'Mist' opportunities – when double-glazing fails20/07/22
When our surveyors are carrying out appraisals and evaluations, there are some problems they encounter much more regularly than others. One of the most common defects spotted by our surveyors is problems with windows, especially the failure of double-glazed units.
Double glazing has been around for decades now and many houses that didn’t have it originally have had it retrofitted since. It has been used as the solution to many issues, from the deterioration of old timber frames (and their replacement with uPVC glazed units), to problems with noise, and environmental and energy efficiency. It’s not always suitable to replace old timber frames in this way – if the property is a period cottage, or is listed or in a conservation area, you may not be allowed to install uPVC. But in the main, double-glazing is a timely solution to a number of issues with old single-glazed buildings.
However, many double-glazed units are showing their age and even relatively ‘modern’ examples, from the 1980s and ‘90s, are beginning to indicate they are failing. This can be due to several different factors – most of which will require attention and probably replacement. One of the most obvious signs to spot is when the seal around when the edge of the window unit fails or becomes ‘blown’. When this happens, moisture-laden air can enter into the space between the panes of glass.
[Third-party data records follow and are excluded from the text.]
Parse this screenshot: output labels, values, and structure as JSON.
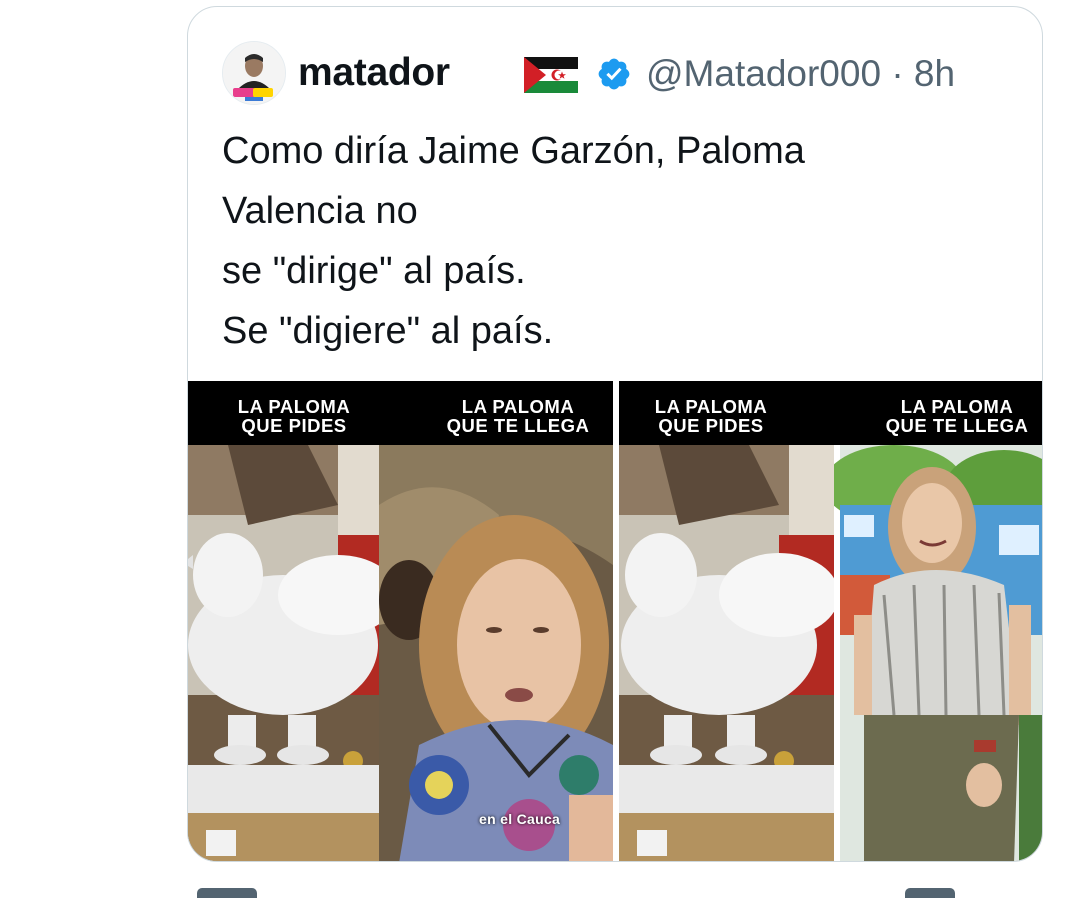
{
  "tweet": {
    "display_name": "matador",
    "handle": "@Matador000",
    "separator": "·",
    "time_ago": "8h",
    "flag_icon": "flag-icon",
    "verified_icon": "verified-badge-icon",
    "verified_color": "#1d9bf0",
    "text_lines": [
      "Como diría Jaime Garzón, Paloma",
      "Valencia no",
      "se \"dirige\" al país.",
      "Se \"digiere\" al país."
    ]
  },
  "media": [
    {
      "caption_left": "LA PALOMA\nQUE PIDES",
      "caption_right": "LA PALOMA\nQUE TE LLEGA",
      "overlay": "en el Cauca"
    },
    {
      "caption_left": "LA PALOMA\nQUE PIDES",
      "caption_right": "LA PALOMA\nQUE TE LLEGA"
    }
  ],
  "colors": {
    "border": "#cfd9de",
    "secondary_text": "#536471",
    "primary_text": "#0f1419"
  }
}
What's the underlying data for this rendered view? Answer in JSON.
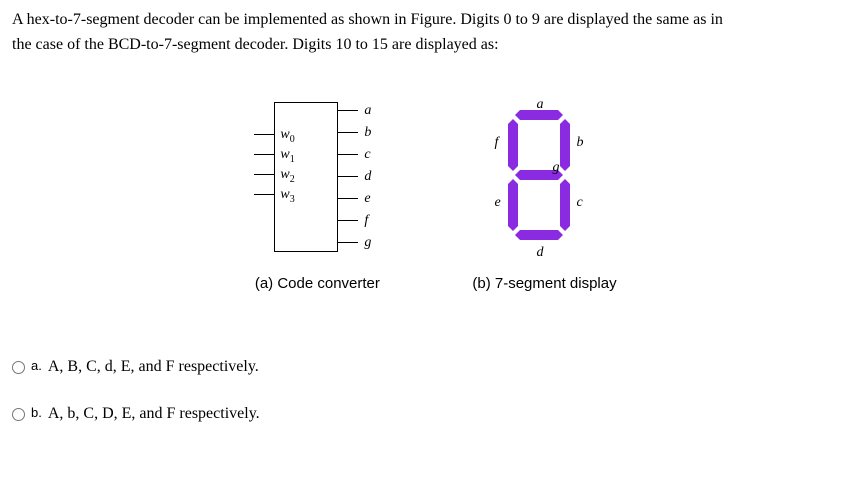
{
  "question": {
    "line1": "A hex-to-7-segment decoder can be implemented as shown in Figure. Digits 0 to 9 are displayed the same as in",
    "line2": "the case of the BCD-to-7-segment decoder. Digits 10 to 15 are displayed as:"
  },
  "figure": {
    "converter": {
      "inputs": [
        "w",
        "w",
        "w",
        "w"
      ],
      "input_subs": [
        "0",
        "1",
        "2",
        "3"
      ],
      "outputs": [
        "a",
        "b",
        "c",
        "d",
        "e",
        "f",
        "g"
      ],
      "caption": "(a) Code converter"
    },
    "display": {
      "labels": {
        "a": "a",
        "b": "b",
        "c": "c",
        "d": "d",
        "e": "e",
        "f": "f",
        "g": "g"
      },
      "caption": "(b) 7-segment display"
    }
  },
  "options": {
    "a": {
      "letter": "a.",
      "text": "A, B, C, d, E, and F respectively."
    },
    "b": {
      "letter": "b.",
      "text": "A, b, C, D, E, and F respectively."
    }
  }
}
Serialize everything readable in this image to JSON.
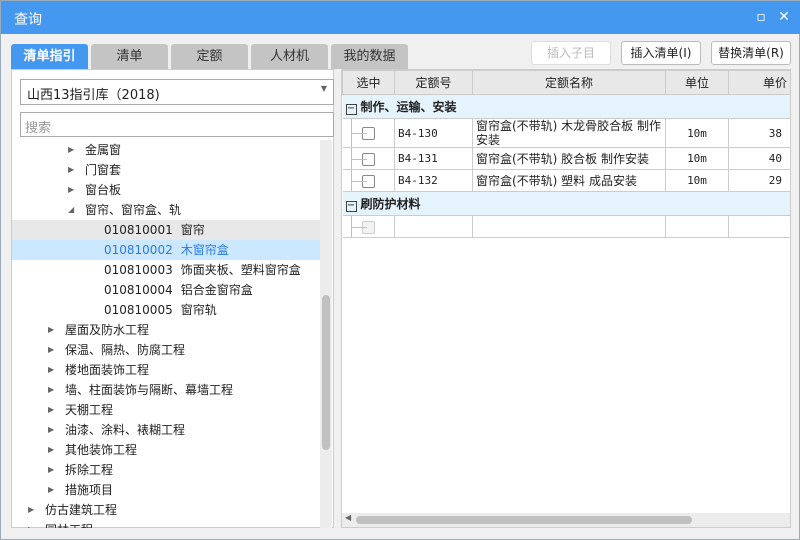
{
  "window": {
    "title": "查询"
  },
  "tabs": [
    "清单指引",
    "清单",
    "定额",
    "人材机",
    "我的数据"
  ],
  "buttons": {
    "insert_sub": "插入子目",
    "insert_list": "插入清单(I)",
    "replace_list": "替换清单(R)"
  },
  "library": {
    "selected": "山西13指引库（2018)"
  },
  "search": {
    "placeholder": "搜索"
  },
  "tree": [
    {
      "label": "金属窗",
      "level": 2,
      "expander": "collapsed"
    },
    {
      "label": "门窗套",
      "level": 2,
      "expander": "collapsed"
    },
    {
      "label": "窗台板",
      "level": 2,
      "expander": "collapsed"
    },
    {
      "label": "窗帘、窗帘盒、轨",
      "level": 2,
      "expander": "expanded"
    },
    {
      "code": "010810001",
      "label": "窗帘",
      "level": 3,
      "state": "hover"
    },
    {
      "code": "010810002",
      "label": "木窗帘盒",
      "level": 3,
      "state": "selected"
    },
    {
      "code": "010810003",
      "label": "饰面夹板、塑料窗帘盒",
      "level": 3
    },
    {
      "code": "010810004",
      "label": "铝合金窗帘盒",
      "level": 3
    },
    {
      "code": "010810005",
      "label": "窗帘轨",
      "level": 3
    },
    {
      "label": "屋面及防水工程",
      "level": 1,
      "expander": "collapsed"
    },
    {
      "label": "保温、隔热、防腐工程",
      "level": 1,
      "expander": "collapsed"
    },
    {
      "label": "楼地面装饰工程",
      "level": 1,
      "expander": "collapsed"
    },
    {
      "label": "墙、柱面装饰与隔断、幕墙工程",
      "level": 1,
      "expander": "collapsed"
    },
    {
      "label": "天棚工程",
      "level": 1,
      "expander": "collapsed"
    },
    {
      "label": "油漆、涂料、裱糊工程",
      "level": 1,
      "expander": "collapsed"
    },
    {
      "label": "其他装饰工程",
      "level": 1,
      "expander": "collapsed"
    },
    {
      "label": "拆除工程",
      "level": 1,
      "expander": "collapsed"
    },
    {
      "label": "措施项目",
      "level": 1,
      "expander": "collapsed"
    },
    {
      "label": "仿古建筑工程",
      "level": 0,
      "expander": "collapsed"
    },
    {
      "label": "园林工程",
      "level": 0,
      "expander": "collapsed"
    }
  ],
  "grid": {
    "columns": [
      "选中",
      "定额号",
      "定额名称",
      "单位",
      "单价"
    ],
    "groups": [
      {
        "title": "制作、运输、安装",
        "rows": [
          {
            "code": "B4-130",
            "name": "窗帘盒(不带轨) 木龙骨胶合板 制作安装",
            "unit": "10m",
            "price": "38"
          },
          {
            "code": "B4-131",
            "name": "窗帘盒(不带轨) 胶合板 制作安装",
            "unit": "10m",
            "price": "40"
          },
          {
            "code": "B4-132",
            "name": "窗帘盒(不带轨) 塑料 成品安装",
            "unit": "10m",
            "price": "29"
          }
        ]
      },
      {
        "title": "刷防护材料",
        "rows": [
          {
            "code": "",
            "name": "",
            "unit": "",
            "price": ""
          }
        ]
      }
    ]
  },
  "colors": {
    "accent": "#4598f0",
    "selected_bg": "#cce8ff",
    "group_bg": "#e5f3fd"
  }
}
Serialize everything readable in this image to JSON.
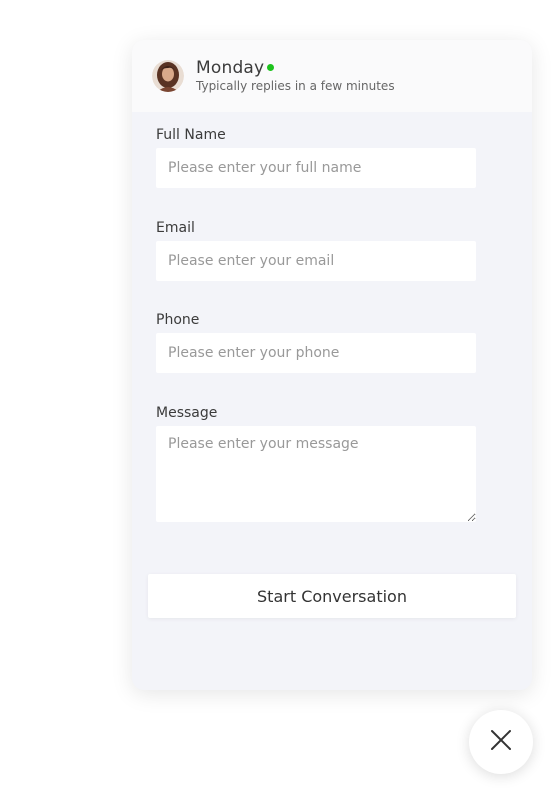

This is identified by tell-tale misting up of the glass on the inside faces of the sealed unit, and also the formation of crystals around the inside of the seal.
Once the seal on a unit has failed it cannot be repaired and the self-contained window unit – though not always the entire frame – needs to be replaced. This can also occur in Velux rooflights and other roofline or attic windows, but again replacement of the glazing is an option, without the wholesale replacement of the frame and mechanism. The process is comparatively straightforward – the beading will have to be removed and the unit substituted for a new one.
Weather or not?
Atmospheric moisture levels in certain weather conditions and external dirt can disguise evidence of some blown double-glazed units. But equally other weather conditions can highlight the presence of failed units. If condensation is forming inside double-glazed units, for example, on wet days or damp mornings, then this is usually a sign of a failed unit. The moisture will dry out as the temperature rises, but the problem will persist over time and need to be addressed. Cracked panes will also result in faults in the units too – this is another common problem with rooflights.
Under normal circumstances sealed double glazed units can be expected to last around 20 years before the seals begin to fail. However, this can occur quicker where windows are in exposed or vulnerable situations – in an open rural location, for example, rather than a more protected suburban environment. Failed sealed glazing units will become increasingly unsightly, with mould and other greenery such as moss and rot forming, and will eventually require replacement. It should also be considered that, where some sealed units within a window have failed, others may also fail in due course. It’s an ongoing problem, as building technology that was once ‘new’ eventually reaches is natural lifespan.
When it comes to building surveys, whether you are a first time buyer, or looking to move house, or an investor looking for an investment property, get in touch with us to find out how we can help you.